Let's take a look at the camera workflow options which are found by clicking on this link at the bottom of the camera line or phase and you can see here in the window that appears that we have choices from space, depth size, resolution sharpening, and here under Space, we have a couple choices. This is the color space that your image will be opened in when you say, go to Photoshop, or if you export your image out.
WRGB, Color Match RGB, Pro-photo, and SRGB. It really depends on where you're going with your image, what you choose here. I work a lot with RGB, Adobe RGB in Photoshop. So I tend to keep my color space as Adobe RGB. People that are working with the web and monitors, SRG probably is a better choice for them, with the smaller color gamut. If you're really going for the most color gamma you possibly can get, you'll be working in Photoshop in this space as well, then the pro-photo RGB setting is probably your best choice.
Here under Depth you have a choice between 8-bit and 16-bits. Most digital cameras save approximately 12-bits per channel of color data. So to get the most out of the raw data when it's open from Camera Raw into Photoshop, I usually set my setting to 16-bits per channel. And I keep it there for as long as possible through the workflow, even though it results in larger file sizes. Generally when I go to share the images or export them out from Photoshop, that's when I'll convert back down to 8-bits.
Under size your camera is capable of a specific maximum image size and you can either reduce that size via camera raw settings here or do it later in Photoshop and here you can see any of the numbers with the minus sign are reduction in the file size or the resolution. And also anything with a plus sign means there's going to be a interpolation up of the file of the resolution.
Here resolution and pixels per inch and sharpening, these are all settings that have to do with output and they're really only relevant when you're going to output to a printer. Since I do most of that from Photoshop and not from camera raw, I generally don't usually pay too much attention to those settings there. At the very bottom, you can chose to open in Photoshop as smart objects. And, if you do that, when the camera raw file's open in Photoshop it'll open automatically as a smart object.

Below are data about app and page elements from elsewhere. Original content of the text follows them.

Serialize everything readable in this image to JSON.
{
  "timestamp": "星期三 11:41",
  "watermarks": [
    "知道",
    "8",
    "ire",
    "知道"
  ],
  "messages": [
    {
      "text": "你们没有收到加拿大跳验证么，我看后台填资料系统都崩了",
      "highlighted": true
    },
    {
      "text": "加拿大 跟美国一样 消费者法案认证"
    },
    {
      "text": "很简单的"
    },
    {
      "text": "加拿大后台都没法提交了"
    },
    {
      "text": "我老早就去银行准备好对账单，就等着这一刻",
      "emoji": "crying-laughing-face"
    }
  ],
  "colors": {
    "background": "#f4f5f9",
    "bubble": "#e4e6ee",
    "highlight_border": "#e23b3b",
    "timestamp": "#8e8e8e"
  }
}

A smart object is a photo shop layer which enable you to work non-destrutively on image content much like you do in camera raw. You can't paint, dodge, burn or clown smart objects unless you rasterize it first. But many other Photoshop functions such as mask and filters can be applied without changing the original characteristics of the image. Then you can reopen the smart object in the Camera Raw and make nondestructive changes there as well. Once you have your settings in the workflow options dialog log sheet, okay? And these settings will remain.
This is so the next time I open an image the last settings will be used.

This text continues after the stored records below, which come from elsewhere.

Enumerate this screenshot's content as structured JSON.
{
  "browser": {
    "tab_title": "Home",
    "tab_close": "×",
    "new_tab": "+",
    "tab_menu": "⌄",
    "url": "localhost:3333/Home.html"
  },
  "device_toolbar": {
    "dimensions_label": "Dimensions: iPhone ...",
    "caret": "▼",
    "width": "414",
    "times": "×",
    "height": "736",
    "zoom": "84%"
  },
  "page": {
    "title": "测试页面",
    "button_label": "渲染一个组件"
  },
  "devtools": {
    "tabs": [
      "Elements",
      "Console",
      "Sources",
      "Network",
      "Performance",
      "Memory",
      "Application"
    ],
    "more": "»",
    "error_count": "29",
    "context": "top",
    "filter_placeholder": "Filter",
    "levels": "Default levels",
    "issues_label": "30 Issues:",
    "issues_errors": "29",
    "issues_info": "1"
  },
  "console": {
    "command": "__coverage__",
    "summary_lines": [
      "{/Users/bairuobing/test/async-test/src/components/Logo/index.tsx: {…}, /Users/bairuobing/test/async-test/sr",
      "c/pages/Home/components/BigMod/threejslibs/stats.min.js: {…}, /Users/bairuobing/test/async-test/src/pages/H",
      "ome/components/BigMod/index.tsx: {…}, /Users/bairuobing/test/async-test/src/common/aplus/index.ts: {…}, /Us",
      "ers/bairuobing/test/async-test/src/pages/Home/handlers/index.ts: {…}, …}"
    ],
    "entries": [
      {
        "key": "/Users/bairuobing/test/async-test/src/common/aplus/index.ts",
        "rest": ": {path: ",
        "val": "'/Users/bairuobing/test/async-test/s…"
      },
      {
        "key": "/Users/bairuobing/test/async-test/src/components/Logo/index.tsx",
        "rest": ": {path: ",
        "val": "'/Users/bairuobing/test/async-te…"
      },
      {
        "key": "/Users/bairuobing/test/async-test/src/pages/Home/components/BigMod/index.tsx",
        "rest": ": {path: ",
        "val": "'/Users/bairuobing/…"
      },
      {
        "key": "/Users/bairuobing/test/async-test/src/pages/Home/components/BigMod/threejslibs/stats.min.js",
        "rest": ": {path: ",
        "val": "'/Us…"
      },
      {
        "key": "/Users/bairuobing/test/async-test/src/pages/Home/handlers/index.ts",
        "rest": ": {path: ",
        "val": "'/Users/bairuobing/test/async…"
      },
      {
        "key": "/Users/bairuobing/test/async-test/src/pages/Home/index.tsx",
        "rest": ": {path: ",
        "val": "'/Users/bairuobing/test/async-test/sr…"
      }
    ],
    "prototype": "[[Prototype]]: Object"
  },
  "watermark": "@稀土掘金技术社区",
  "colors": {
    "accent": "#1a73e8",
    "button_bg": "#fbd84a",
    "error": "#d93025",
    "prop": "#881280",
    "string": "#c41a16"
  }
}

- The Camera Raw interface
- Opening RAW, JPEG, and TIFF files in Camera Raw
- The Toolbar
- Workflow tips
- Basic image processing
- Using the Parametric and Point curves

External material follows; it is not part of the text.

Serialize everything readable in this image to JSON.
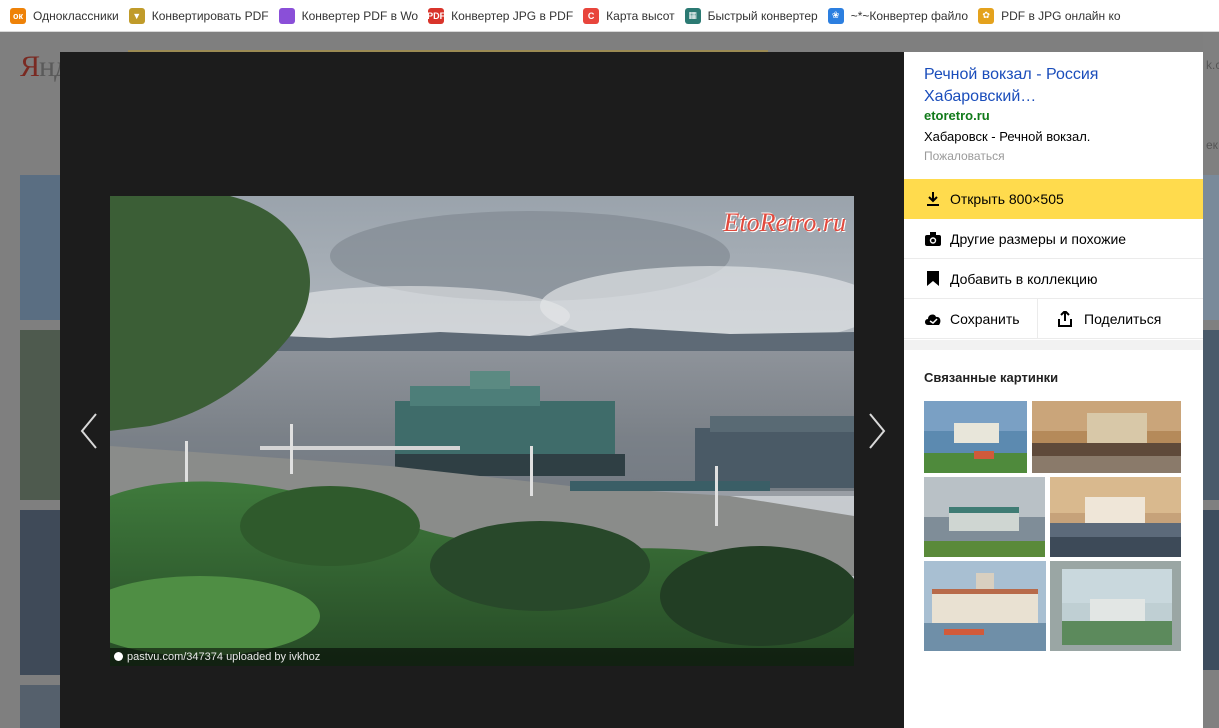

- Managing noise reduction
- Working with hue, saturation, and luminance
- Creating a split-toned image
- Removing chromatic aberrations